In the past two weeks, the Seahawks offense resembled the Seahawks offense from the end of the 2015 season, when it ranked among the top outfits in the league. One could argue, and fairly easily, that this version could be better. The biggest reason for that is Jimmy Graham, the former All Pro tight end who tore the patellar tendon in his right knee last November.
Graham looks healthy now. He looks more like the player who terrorized defenses in New Orleans each week. On Sunday, Wilson called Graham the “best tight end in the National Football League,” and while Rob Gronkowski and common sense would disagree with Wilson, Graham does add a different dimension to the Seahawks offense. It’s most noticeable in two places: how defenses can’t key on the run game and how often the Seahawks can incorporate the deep ball. Wilson-to-Baldwin-40-yards-down-field has become a staple of their 2016 offense, which takes defenders away from the line of scrimmage, which takes pressure off the line.

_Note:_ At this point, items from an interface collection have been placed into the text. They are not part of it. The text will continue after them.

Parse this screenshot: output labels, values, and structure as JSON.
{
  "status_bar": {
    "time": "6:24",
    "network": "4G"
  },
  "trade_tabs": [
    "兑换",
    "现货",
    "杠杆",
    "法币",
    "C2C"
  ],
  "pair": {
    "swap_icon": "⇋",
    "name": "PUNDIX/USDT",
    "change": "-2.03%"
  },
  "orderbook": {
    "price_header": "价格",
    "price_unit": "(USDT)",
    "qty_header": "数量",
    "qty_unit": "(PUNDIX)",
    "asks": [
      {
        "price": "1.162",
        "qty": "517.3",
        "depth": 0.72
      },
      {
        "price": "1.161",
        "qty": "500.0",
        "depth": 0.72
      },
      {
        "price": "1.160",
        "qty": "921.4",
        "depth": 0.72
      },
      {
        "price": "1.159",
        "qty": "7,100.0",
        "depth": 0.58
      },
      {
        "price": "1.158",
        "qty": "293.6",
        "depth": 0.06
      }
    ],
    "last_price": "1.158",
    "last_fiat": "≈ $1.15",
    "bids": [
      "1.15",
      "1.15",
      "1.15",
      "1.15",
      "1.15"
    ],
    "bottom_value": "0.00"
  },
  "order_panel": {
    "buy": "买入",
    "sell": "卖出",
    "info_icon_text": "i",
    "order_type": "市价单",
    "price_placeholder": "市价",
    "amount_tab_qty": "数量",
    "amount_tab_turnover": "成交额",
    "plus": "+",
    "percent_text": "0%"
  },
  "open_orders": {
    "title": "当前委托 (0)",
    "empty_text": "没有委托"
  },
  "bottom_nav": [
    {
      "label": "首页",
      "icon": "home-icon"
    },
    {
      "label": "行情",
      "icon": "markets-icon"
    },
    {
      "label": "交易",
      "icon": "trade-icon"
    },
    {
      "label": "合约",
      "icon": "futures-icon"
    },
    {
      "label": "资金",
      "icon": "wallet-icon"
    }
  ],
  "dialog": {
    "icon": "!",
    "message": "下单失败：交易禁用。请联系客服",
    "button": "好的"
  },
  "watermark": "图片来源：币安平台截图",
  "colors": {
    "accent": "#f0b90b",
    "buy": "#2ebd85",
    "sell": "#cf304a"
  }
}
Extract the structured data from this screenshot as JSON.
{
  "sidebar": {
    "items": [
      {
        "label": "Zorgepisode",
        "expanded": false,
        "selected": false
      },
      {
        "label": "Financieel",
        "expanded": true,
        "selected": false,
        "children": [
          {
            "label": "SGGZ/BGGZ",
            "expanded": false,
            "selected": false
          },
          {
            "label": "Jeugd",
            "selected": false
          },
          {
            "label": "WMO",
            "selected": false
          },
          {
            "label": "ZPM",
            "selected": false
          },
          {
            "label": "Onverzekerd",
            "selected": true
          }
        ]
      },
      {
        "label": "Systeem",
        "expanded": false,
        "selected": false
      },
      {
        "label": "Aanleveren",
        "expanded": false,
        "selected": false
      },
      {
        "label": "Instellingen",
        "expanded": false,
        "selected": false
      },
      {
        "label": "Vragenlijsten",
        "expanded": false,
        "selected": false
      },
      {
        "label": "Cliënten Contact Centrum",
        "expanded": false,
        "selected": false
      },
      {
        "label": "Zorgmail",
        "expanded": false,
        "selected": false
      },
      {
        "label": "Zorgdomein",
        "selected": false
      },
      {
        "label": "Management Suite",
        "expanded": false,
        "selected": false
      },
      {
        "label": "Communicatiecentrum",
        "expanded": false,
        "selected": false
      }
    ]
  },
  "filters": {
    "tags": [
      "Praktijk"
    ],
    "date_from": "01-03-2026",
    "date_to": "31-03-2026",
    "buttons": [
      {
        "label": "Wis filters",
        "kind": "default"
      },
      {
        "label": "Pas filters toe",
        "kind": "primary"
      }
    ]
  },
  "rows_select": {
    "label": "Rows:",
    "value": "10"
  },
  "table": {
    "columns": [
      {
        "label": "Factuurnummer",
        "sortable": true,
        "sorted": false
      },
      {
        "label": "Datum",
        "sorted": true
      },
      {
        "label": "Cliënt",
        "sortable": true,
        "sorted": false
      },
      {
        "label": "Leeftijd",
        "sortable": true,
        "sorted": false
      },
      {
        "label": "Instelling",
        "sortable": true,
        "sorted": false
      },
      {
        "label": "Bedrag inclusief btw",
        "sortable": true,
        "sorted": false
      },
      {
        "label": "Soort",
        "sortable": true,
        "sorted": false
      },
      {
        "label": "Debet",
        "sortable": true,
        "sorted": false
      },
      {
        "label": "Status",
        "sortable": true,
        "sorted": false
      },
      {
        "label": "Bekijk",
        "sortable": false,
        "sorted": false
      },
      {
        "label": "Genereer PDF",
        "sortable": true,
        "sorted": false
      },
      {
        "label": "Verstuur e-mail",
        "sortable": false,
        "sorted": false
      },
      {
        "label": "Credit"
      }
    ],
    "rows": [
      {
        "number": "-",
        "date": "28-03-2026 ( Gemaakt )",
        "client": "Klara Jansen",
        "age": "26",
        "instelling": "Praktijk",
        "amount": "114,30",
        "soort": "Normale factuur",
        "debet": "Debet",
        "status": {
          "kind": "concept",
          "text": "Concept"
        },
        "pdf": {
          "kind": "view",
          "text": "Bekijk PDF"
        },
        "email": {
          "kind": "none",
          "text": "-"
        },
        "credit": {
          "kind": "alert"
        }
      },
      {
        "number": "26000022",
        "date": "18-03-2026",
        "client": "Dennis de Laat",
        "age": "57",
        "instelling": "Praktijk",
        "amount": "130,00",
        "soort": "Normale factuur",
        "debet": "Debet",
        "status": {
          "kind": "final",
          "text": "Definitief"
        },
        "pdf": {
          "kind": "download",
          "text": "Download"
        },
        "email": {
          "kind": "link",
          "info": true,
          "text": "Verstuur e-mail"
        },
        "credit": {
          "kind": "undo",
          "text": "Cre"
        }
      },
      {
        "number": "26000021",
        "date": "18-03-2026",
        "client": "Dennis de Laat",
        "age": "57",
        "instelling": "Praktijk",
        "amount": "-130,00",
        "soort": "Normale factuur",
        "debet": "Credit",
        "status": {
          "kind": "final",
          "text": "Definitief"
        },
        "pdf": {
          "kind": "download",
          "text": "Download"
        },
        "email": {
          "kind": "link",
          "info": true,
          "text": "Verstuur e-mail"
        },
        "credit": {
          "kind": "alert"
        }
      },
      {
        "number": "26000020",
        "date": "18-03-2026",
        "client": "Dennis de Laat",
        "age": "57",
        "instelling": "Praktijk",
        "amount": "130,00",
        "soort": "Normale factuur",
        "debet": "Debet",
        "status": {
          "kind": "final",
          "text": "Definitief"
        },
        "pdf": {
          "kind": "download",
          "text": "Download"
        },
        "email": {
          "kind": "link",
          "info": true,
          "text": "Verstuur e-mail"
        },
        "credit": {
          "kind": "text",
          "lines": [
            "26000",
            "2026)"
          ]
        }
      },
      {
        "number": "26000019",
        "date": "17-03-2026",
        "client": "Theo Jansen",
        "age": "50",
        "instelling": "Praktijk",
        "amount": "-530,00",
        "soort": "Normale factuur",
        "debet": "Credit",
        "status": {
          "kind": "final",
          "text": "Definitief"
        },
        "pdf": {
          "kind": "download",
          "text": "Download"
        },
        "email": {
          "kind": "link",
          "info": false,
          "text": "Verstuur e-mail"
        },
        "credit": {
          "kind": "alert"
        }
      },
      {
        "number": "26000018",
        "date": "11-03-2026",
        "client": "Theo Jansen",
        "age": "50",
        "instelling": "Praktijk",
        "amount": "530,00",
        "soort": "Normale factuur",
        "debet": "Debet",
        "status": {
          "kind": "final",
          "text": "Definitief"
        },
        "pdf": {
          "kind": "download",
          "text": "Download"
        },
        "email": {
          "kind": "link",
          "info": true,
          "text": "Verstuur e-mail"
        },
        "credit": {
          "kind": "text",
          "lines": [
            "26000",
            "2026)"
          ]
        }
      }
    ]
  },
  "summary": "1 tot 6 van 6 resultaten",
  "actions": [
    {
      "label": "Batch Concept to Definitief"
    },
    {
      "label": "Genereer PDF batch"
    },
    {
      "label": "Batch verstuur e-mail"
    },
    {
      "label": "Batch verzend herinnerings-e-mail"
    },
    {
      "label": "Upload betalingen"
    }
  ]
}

Because the Seahawks defense looks as formidable as ever, when the offense hums, when Graham is open and Baldwin is open and Tyler Lockett is open and even Wilson is open, the Seahawks look like a Super Bowl contender. They look like a team set to play the Cowboys for the right to represent the NFC in Houston. And while it’s early—undoubtedly, it’s early—this is the best the Seahawks have looked at this point in the season since they won the Super Bowl three years ago. This team is better on offense than that one was.

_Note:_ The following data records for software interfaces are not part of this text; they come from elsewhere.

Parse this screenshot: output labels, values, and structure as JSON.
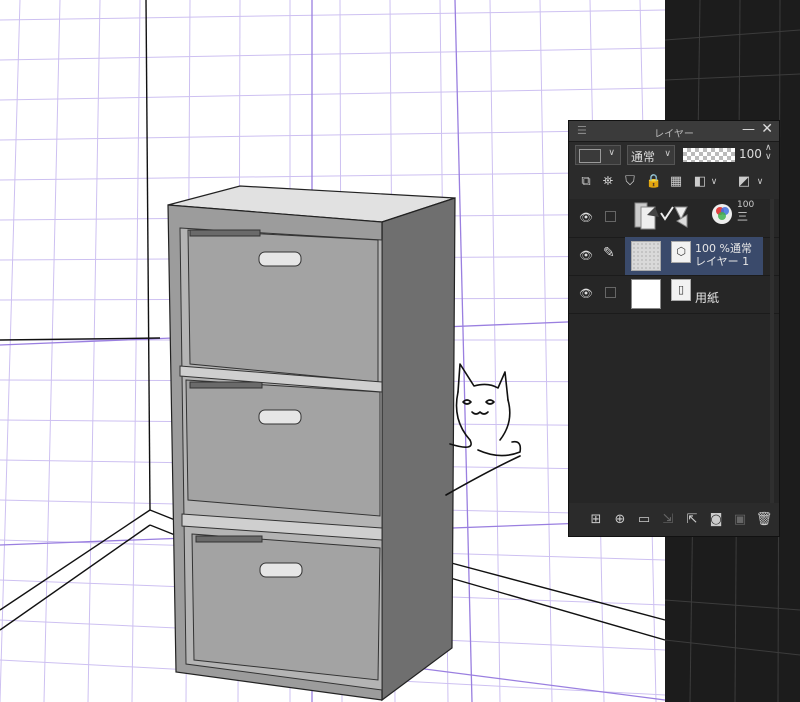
{
  "panel": {
    "title": "レイヤー",
    "blend_mode": "通常",
    "opacity_value": "100",
    "window_min": "—",
    "window_close": "✕"
  },
  "layers": [
    {
      "type": "folder",
      "opacity_fragment": "100",
      "mode_fragment": "三"
    },
    {
      "type": "raster",
      "opacity": "100 %",
      "mode": "通常",
      "name": "レイヤー 1",
      "selected": true
    },
    {
      "type": "paper",
      "name": "用紙"
    }
  ],
  "icons": {
    "panel_menu": "hamburger-icon",
    "eye": "eye-icon",
    "pen": "pen-icon",
    "lock": "lock-icon",
    "trash": "trash-icon"
  },
  "colors": {
    "panel_bg": "#2b2b2b",
    "selected_row": "#3a4a6b",
    "perspective_grid": "#b6a4e8",
    "dark_bg": "#1c1c1c"
  }
}
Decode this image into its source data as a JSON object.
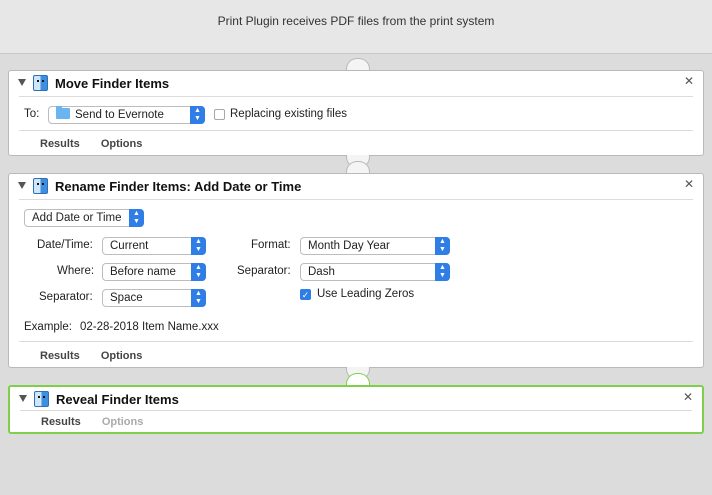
{
  "header": {
    "title": "Print Plugin receives PDF files from the print system"
  },
  "move": {
    "title": "Move Finder Items",
    "to_label": "To:",
    "to_value": "Send to Evernote",
    "replacing_label": "Replacing existing files",
    "replacing_checked": false,
    "tabs": [
      "Results",
      "Options"
    ]
  },
  "rename": {
    "title": "Rename Finder Items: Add Date or Time",
    "mode": "Add Date or Time",
    "datetime_label": "Date/Time:",
    "datetime_value": "Current",
    "where_label": "Where:",
    "where_value": "Before name",
    "separator_label": "Separator:",
    "separator_value": "Space",
    "format_label": "Format:",
    "format_value": "Month Day Year",
    "separator2_label": "Separator:",
    "separator2_value": "Dash",
    "leading_zeros_label": "Use Leading Zeros",
    "leading_zeros_checked": true,
    "example_label": "Example:",
    "example_value": "02-28-2018 Item Name.xxx",
    "tabs": [
      "Results",
      "Options"
    ]
  },
  "reveal": {
    "title": "Reveal Finder Items",
    "tabs": [
      "Results",
      "Options"
    ]
  },
  "icons": {
    "close": "close-icon",
    "disclosure": "disclosure-triangle-icon",
    "finder": "finder-icon"
  },
  "colors": {
    "accent": "#2f7de7",
    "selected_border": "#7ed04b"
  }
}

Yet the Seahawks hardly celebrated Sunday when they finished off the Eagles in a game they dominated by a far greater margin than the final score. There were no shouts coming from the showers, no high-five bonanzas, nothing beyond a quiet confidence as the players dressed and headed into the night. It was business as unusual, and for Seattle that marked a positive development, still peaking, still time to improve, and in far better shape compared to recent seasons.